TASK DETAILS ->
Exactly reproduce each line of the listing that follows.

EXTRACTED DATA ->
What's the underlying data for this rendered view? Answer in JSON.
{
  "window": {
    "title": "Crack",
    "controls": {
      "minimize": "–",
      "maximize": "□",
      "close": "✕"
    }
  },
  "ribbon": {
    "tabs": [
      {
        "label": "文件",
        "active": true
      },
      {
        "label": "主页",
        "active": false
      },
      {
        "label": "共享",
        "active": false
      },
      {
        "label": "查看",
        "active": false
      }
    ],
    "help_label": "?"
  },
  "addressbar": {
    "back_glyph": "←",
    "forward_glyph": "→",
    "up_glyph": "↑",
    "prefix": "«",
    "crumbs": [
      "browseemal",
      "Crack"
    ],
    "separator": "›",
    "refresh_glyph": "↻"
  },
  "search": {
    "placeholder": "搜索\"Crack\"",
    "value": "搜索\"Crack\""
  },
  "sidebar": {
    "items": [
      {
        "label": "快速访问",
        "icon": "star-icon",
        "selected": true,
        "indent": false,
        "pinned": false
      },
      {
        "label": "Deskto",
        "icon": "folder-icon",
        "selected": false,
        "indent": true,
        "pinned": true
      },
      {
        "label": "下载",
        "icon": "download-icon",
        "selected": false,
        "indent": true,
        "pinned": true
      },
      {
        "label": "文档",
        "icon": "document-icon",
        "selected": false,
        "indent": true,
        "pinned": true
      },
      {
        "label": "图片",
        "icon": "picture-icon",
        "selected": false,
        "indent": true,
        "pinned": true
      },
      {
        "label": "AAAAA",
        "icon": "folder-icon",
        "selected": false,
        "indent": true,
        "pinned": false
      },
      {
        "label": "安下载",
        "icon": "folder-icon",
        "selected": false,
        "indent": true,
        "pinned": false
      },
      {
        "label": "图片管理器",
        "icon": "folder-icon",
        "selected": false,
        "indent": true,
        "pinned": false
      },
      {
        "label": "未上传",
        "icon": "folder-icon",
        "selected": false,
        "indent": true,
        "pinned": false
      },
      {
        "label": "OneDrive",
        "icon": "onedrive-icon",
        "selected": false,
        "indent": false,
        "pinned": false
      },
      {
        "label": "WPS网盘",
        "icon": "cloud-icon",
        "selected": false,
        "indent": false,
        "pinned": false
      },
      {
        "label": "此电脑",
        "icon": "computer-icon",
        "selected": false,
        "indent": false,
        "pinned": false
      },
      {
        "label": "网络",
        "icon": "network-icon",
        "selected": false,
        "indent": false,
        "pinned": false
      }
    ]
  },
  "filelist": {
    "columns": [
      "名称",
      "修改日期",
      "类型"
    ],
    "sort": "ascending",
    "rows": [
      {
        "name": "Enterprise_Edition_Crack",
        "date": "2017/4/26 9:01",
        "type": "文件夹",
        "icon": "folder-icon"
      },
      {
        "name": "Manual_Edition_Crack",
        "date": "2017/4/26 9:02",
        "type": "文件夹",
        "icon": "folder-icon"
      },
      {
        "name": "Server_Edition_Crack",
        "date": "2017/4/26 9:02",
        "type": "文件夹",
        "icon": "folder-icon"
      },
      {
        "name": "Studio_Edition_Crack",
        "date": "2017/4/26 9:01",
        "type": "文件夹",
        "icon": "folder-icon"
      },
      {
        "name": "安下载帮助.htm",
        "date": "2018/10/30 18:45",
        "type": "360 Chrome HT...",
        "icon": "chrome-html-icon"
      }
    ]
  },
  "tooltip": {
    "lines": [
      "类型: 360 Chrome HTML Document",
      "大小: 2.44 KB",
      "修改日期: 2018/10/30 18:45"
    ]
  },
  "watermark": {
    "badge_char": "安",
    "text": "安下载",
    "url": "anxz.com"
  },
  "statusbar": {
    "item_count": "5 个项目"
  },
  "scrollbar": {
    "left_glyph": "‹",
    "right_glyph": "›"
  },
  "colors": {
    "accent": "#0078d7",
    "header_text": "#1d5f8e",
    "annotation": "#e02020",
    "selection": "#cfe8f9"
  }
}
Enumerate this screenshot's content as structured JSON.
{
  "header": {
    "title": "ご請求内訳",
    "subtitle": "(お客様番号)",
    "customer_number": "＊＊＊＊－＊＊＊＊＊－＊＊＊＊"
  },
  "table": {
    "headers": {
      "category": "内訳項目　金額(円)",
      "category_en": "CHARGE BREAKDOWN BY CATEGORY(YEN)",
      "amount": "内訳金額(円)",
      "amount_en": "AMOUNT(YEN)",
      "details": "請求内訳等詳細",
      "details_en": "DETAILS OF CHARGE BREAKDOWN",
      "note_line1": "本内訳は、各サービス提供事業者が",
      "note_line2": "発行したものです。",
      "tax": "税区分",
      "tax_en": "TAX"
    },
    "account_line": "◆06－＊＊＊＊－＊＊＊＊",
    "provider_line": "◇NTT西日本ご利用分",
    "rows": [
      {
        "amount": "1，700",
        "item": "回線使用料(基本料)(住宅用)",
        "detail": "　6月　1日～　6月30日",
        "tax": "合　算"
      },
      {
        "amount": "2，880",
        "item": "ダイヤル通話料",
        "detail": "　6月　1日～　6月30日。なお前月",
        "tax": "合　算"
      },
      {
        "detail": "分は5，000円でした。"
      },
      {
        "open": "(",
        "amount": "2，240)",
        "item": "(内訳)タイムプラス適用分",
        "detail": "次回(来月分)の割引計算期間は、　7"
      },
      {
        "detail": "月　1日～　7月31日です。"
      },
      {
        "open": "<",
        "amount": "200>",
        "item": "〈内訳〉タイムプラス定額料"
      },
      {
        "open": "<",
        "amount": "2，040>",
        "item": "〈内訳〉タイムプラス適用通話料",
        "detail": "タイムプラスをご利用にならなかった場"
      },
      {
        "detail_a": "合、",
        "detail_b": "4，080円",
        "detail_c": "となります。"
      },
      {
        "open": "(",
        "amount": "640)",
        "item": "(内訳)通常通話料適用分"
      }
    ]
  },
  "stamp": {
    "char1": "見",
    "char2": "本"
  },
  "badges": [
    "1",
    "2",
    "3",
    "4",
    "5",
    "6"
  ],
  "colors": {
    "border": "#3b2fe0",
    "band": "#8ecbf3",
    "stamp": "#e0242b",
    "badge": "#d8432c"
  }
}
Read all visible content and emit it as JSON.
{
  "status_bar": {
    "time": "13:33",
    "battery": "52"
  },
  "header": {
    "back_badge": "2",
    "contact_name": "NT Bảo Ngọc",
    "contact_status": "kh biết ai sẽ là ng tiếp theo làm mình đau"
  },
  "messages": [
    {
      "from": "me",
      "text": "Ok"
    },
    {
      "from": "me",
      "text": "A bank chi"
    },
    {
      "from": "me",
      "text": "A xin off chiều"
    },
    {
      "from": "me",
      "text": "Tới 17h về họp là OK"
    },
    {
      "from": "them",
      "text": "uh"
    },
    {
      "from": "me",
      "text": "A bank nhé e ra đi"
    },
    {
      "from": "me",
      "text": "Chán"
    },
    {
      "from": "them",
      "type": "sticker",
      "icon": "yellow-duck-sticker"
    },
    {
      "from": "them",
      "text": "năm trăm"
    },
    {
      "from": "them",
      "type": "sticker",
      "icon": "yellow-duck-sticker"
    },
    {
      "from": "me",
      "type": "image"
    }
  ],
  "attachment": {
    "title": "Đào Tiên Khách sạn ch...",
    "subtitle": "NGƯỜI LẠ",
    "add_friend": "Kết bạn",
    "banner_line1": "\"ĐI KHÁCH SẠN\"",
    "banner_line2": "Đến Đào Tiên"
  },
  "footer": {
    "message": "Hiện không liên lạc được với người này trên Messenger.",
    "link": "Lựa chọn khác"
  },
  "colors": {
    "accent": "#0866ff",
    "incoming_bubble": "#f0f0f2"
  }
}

YOUR SOLUTION ->
What's the underlying data for this rendered view? Answer in JSON.
{
  "window": {
    "title": "Crack",
    "controls": {
      "minimize": "–",
      "maximize": "□",
      "close": "✕"
    }
  },
  "ribbon": {
    "tabs": [
      {
        "label": "文件",
        "active": true
      },
      {
        "label": "主页",
        "active": false
      },
      {
        "label": "共享",
        "active": false
      },
      {
        "label": "查看",
        "active": false
      }
    ],
    "help_label": "?"
  },
  "addressbar": {
    "back_glyph": "←",
    "forward_glyph": "→",
    "up_glyph": "↑",
    "prefix": "«",
    "crumbs": [
      "browseemal",
      "Crack"
    ],
    "separator": "›",
    "refresh_glyph": "↻"
  },
  "search": {
    "placeholder": "搜索\"Crack\"",
    "value": "搜索\"Crack\""
  },
  "sidebar": {
    "items": [
      {
        "label": "快速访问",
        "icon": "star-icon",
        "selected": true,
        "indent": false,
        "pinned": false
      },
      {
        "label": "Deskto",
        "icon": "folder-icon",
        "selected": false,
        "indent": true,
        "pinned": true
      },
      {
        "label": "下载",
        "icon": "download-icon",
        "selected": false,
        "indent": true,
        "pinned": true
      },
      {
        "label": "文档",
        "icon": "document-icon",
        "selected": false,
        "indent": true,
        "pinned": true
      },
      {
        "label": "图片",
        "icon": "picture-icon",
        "selected": false,
        "indent": true,
        "pinned": true
      },
      {
        "label": "AAAAA",
        "icon": "folder-icon",
        "selected": false,
        "indent": true,
        "pinned": false
      },
      {
        "label": "安下载",
        "icon": "folder-icon",
        "selected": false,
        "indent": true,
        "pinned": false
      },
      {
        "label": "图片管理器",
        "icon": "folder-icon",
        "selected": false,
        "indent": true,
        "pinned": false
      },
      {
        "label": "未上传",
        "icon": "folder-icon",
        "selected": false,
        "indent": true,
        "pinned": false
      },
      {
        "label": "OneDrive",
        "icon": "onedrive-icon",
        "selected": false,
        "indent": false,
        "pinned": false
      },
      {
        "label": "WPS网盘",
        "icon": "cloud-icon",
        "selected": false,
        "indent": false,
        "pinned": false
      },
      {
        "label": "此电脑",
        "icon": "computer-icon",
        "selected": false,
        "indent": false,
        "pinned": false
      },
      {
        "label": "网络",
        "icon": "network-icon",
        "selected": false,
        "indent": false,
        "pinned": false
      }
    ]
  },
  "filelist": {
    "columns": [
      "名称",
      "修改日期",
      "类型"
    ],
    "sort": "ascending",
    "rows": [
      {
        "name": "Enterprise_Edition_Crack",
        "date": "2017/4/26 9:01",
        "type": "文件夹",
        "icon": "folder-icon"
      },
      {
        "name": "Manual_Edition_Crack",
        "date": "2017/4/26 9:02",
        "type": "文件夹",
        "icon": "folder-icon"
      },
      {
        "name": "Server_Edition_Crack",
        "date": "2017/4/26 9:02",
        "type": "文件夹",
        "icon": "folder-icon"
      },
      {
        "name": "Studio_Edition_Crack",
        "date": "2017/4/26 9:01",
        "type": "文件夹",
        "icon": "folder-icon"
      },
      {
        "name": "安下载帮助.htm",
        "date": "2018/10/30 18:45",
        "type": "360 Chrome HT...",
        "icon": "chrome-html-icon"
      }
    ]
  },
  "tooltip": {
    "lines": [
      "类型: 360 Chrome HTML Document",
      "大小: 2.44 KB",
      "修改日期: 2018/10/30 18:45"
    ]
  },
  "watermark": {
    "badge_char": "安",
    "text": "安下载",
    "url": "anxz.com"
  },
  "statusbar": {
    "item_count": "5 个项目"
  },
  "scrollbar": {
    "left_glyph": "‹",
    "right_glyph": "›"
  },
  "colors": {
    "accent": "#0078d7",
    "header_text": "#1d5f8e",
    "annotation": "#e02020",
    "selection": "#cfe8f9"
  }
}
Enumerate this screenshot's content as structured JSON.
{
  "header": {
    "title": "ご請求内訳",
    "subtitle": "(お客様番号)",
    "customer_number": "＊＊＊＊－＊＊＊＊＊－＊＊＊＊"
  },
  "table": {
    "headers": {
      "category": "内訳項目　金額(円)",
      "category_en": "CHARGE BREAKDOWN BY CATEGORY(YEN)",
      "amount": "内訳金額(円)",
      "amount_en": "AMOUNT(YEN)",
      "details": "請求内訳等詳細",
      "details_en": "DETAILS OF CHARGE BREAKDOWN",
      "note_line1": "本内訳は、各サービス提供事業者が",
      "note_line2": "発行したものです。",
      "tax": "税区分",
      "tax_en": "TAX"
    },
    "account_line": "◆06－＊＊＊＊－＊＊＊＊",
    "provider_line": "◇NTT西日本ご利用分",
    "rows": [
      {
        "amount": "1，700",
        "item": "回線使用料(基本料)(住宅用)",
        "detail": "　6月　1日～　6月30日",
        "tax": "合　算"
      },
      {
        "amount": "2，880",
        "item": "ダイヤル通話料",
        "detail": "　6月　1日～　6月30日。なお前月",
        "tax": "合　算"
      },
      {
        "detail": "分は5，000円でした。"
      },
      {
        "open": "(",
        "amount": "2，240)",
        "item": "(内訳)タイムプラス適用分",
        "detail": "次回(来月分)の割引計算期間は、　7"
      },
      {
        "detail": "月　1日～　7月31日です。"
      },
      {
        "open": "<",
        "amount": "200>",
        "item": "〈内訳〉タイムプラス定額料"
      },
      {
        "open": "<",
        "amount": "2，040>",
        "item": "〈内訳〉タイムプラス適用通話料",
        "detail": "タイムプラスをご利用にならなかった場"
      },
      {
        "detail_a": "合、",
        "detail_b": "4，080円",
        "detail_c": "となります。"
      },
      {
        "open": "(",
        "amount": "640)",
        "item": "(内訳)通常通話料適用分"
      }
    ]
  },
  "stamp": {
    "char1": "見",
    "char2": "本"
  },
  "badges": [
    "1",
    "2",
    "3",
    "4",
    "5",
    "6"
  ],
  "colors": {
    "border": "#3b2fe0",
    "band": "#8ecbf3",
    "stamp": "#e0242b",
    "badge": "#d8432c"
  }
}
Read all visible content and emit it as JSON.
{
  "status_bar": {
    "time": "13:33",
    "battery": "52"
  },
  "header": {
    "back_badge": "2",
    "contact_name": "NT Bảo Ngọc",
    "contact_status": "kh biết ai sẽ là ng tiếp theo làm mình đau"
  },
  "messages": [
    {
      "from": "me",
      "text": "Ok"
    },
    {
      "from": "me",
      "text": "A bank chi"
    },
    {
      "from": "me",
      "text": "A xin off chiều"
    },
    {
      "from": "me",
      "text": "Tới 17h về họp là OK"
    },
    {
      "from": "them",
      "text": "uh"
    },
    {
      "from": "me",
      "text": "A bank nhé e ra đi"
    },
    {
      "from": "me",
      "text": "Chán"
    },
    {
      "from": "them",
      "type": "sticker",
      "icon": "yellow-duck-sticker"
    },
    {
      "from": "them",
      "text": "năm trăm"
    },
    {
      "from": "them",
      "type": "sticker",
      "icon": "yellow-duck-sticker"
    },
    {
      "from": "me",
      "type": "image"
    }
  ],
  "attachment": {
    "title": "Đào Tiên Khách sạn ch...",
    "subtitle": "NGƯỜI LẠ",
    "add_friend": "Kết bạn",
    "banner_line1": "\"ĐI KHÁCH SẠN\"",
    "banner_line2": "Đến Đào Tiên"
  },
  "footer": {
    "message": "Hiện không liên lạc được với người này trên Messenger.",
    "link": "Lựa chọn khác"
  },
  "colors": {
    "accent": "#0866ff",
    "incoming_bubble": "#f0f0f2"
  }
}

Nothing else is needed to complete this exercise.